▶ Exercise: Copy each line from the records below in which the word "title" is found.

Dataset rows describing interfaces:
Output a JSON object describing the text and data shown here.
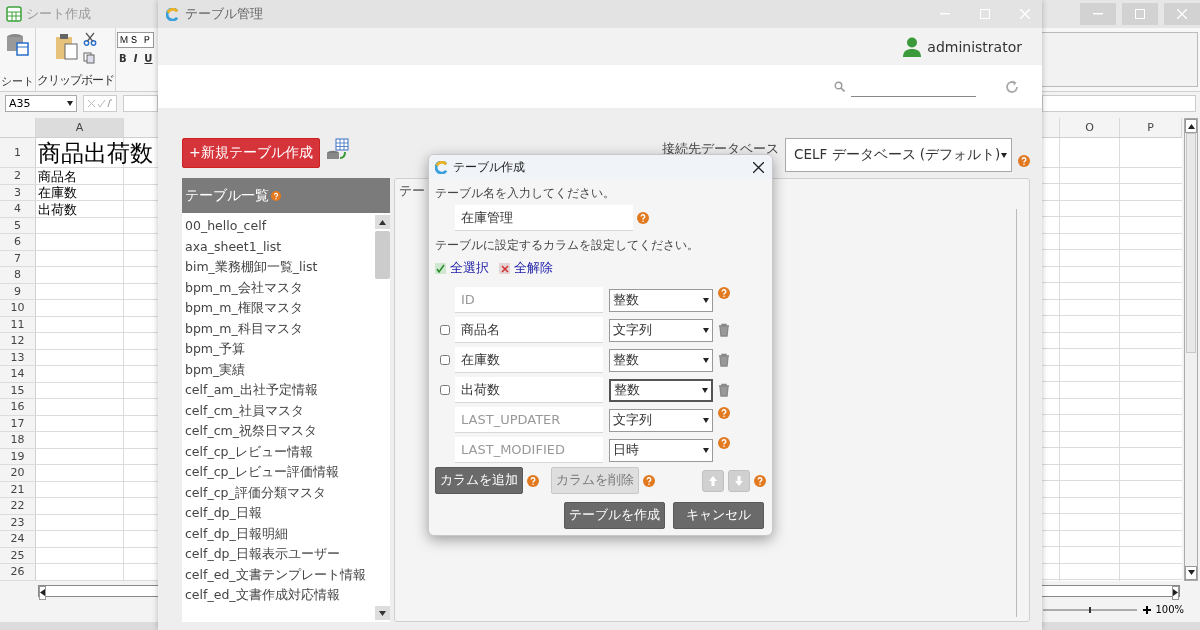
{
  "sheet_window": {
    "title": "シート作成",
    "ribbon": {
      "groups": [
        {
          "label": "シート"
        },
        {
          "label": "クリップボード"
        }
      ],
      "font_name": "ＭＳ Ｐ",
      "format_buttons": [
        "B",
        "I",
        "U"
      ]
    },
    "name_box": "A35",
    "columns": [
      {
        "label": "A"
      },
      {
        "label": "O"
      },
      {
        "label": "P"
      }
    ],
    "rows": [
      {
        "number": "1",
        "text": "商品出荷数",
        "kind": "heading"
      },
      {
        "number": "2",
        "text": "商品名",
        "kind": "label"
      },
      {
        "number": "3",
        "text": "在庫数",
        "kind": "label"
      },
      {
        "number": "4",
        "text": "出荷数",
        "kind": "label"
      },
      {
        "number": "5"
      },
      {
        "number": "6"
      },
      {
        "number": "7"
      },
      {
        "number": "8"
      },
      {
        "number": "9"
      },
      {
        "number": "10"
      },
      {
        "number": "11"
      },
      {
        "number": "12"
      },
      {
        "number": "13"
      },
      {
        "number": "14"
      },
      {
        "number": "15"
      },
      {
        "number": "16"
      },
      {
        "number": "17"
      },
      {
        "number": "18"
      },
      {
        "number": "19"
      },
      {
        "number": "20"
      },
      {
        "number": "21"
      },
      {
        "number": "22"
      },
      {
        "number": "23"
      },
      {
        "number": "24"
      },
      {
        "number": "25"
      },
      {
        "number": "26"
      }
    ],
    "zoom_slider": {
      "level": 0.5
    },
    "zoom": "100%"
  },
  "app_window": {
    "title": "テーブル管理",
    "user": "administrator",
    "new_table_button": "+新規テーブル作成",
    "database": {
      "label": "接続先データベース",
      "value": "CELF データベース (デフォルト)"
    },
    "table_list": {
      "title": "テーブル一覧",
      "items": [
        {
          "label": "00_hello_celf",
          "selected": false
        },
        {
          "label": "axa_sheet1_list",
          "selected": false
        },
        {
          "label": "bim_業務棚卸一覧_list",
          "selected": false
        },
        {
          "label": "bpm_m_会社マスタ",
          "selected": false
        },
        {
          "label": "bpm_m_権限マスタ",
          "selected": false
        },
        {
          "label": "bpm_m_科目マスタ",
          "selected": false
        },
        {
          "label": "bpm_予算",
          "selected": false
        },
        {
          "label": "bpm_実績",
          "selected": false
        },
        {
          "label": "celf_am_出社予定情報",
          "selected": false
        },
        {
          "label": "celf_cm_社員マスタ",
          "selected": false
        },
        {
          "label": "celf_cm_祝祭日マスタ",
          "selected": false
        },
        {
          "label": "celf_cp_レビュー情報",
          "selected": false
        },
        {
          "label": "celf_cp_レビュー評価情報",
          "selected": false
        },
        {
          "label": "celf_cp_評価分類マスタ",
          "selected": false
        },
        {
          "label": "celf_dp_日報",
          "selected": false
        },
        {
          "label": "celf_dp_日報明細",
          "selected": false
        },
        {
          "label": "celf_dp_日報表示ユーザー",
          "selected": false
        },
        {
          "label": "celf_ed_文書テンプレート情報",
          "selected": false
        },
        {
          "label": "celf_ed_文書作成対応情報",
          "selected": false
        }
      ]
    },
    "detail_tab": "テー"
  },
  "dialog": {
    "title": "テーブル作成",
    "name_prompt": "テーブル名を入力してください。",
    "table_name": "在庫管理",
    "column_prompt": "テーブルに設定するカラムを設定してください。",
    "select_all": "全選択",
    "deselect_all": "全解除",
    "columns": [
      {
        "name": "ID",
        "type": "整数",
        "kind": "system",
        "focused": false
      },
      {
        "name": "商品名",
        "type": "文字列",
        "kind": "user",
        "checked": false,
        "focused": false
      },
      {
        "name": "在庫数",
        "type": "整数",
        "kind": "user",
        "checked": false,
        "focused": false
      },
      {
        "name": "出荷数",
        "type": "整数",
        "kind": "user",
        "checked": false,
        "focused": true
      },
      {
        "name": "LAST_UPDATER",
        "type": "文字列",
        "kind": "system",
        "focused": false
      },
      {
        "name": "LAST_MODIFIED",
        "type": "日時",
        "kind": "system",
        "focused": false
      }
    ],
    "add_column": "カラムを追加",
    "delete_column": {
      "label": "カラムを削除",
      "disabled": true
    },
    "move_disabled": true,
    "create": "テーブルを作成",
    "cancel": "キャンセル"
  }
}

▶ Expected answer:
    "title": "シート作成",
    "title": "テーブル管理",
      "title": "テーブル一覧",
    "title": "テーブル作成",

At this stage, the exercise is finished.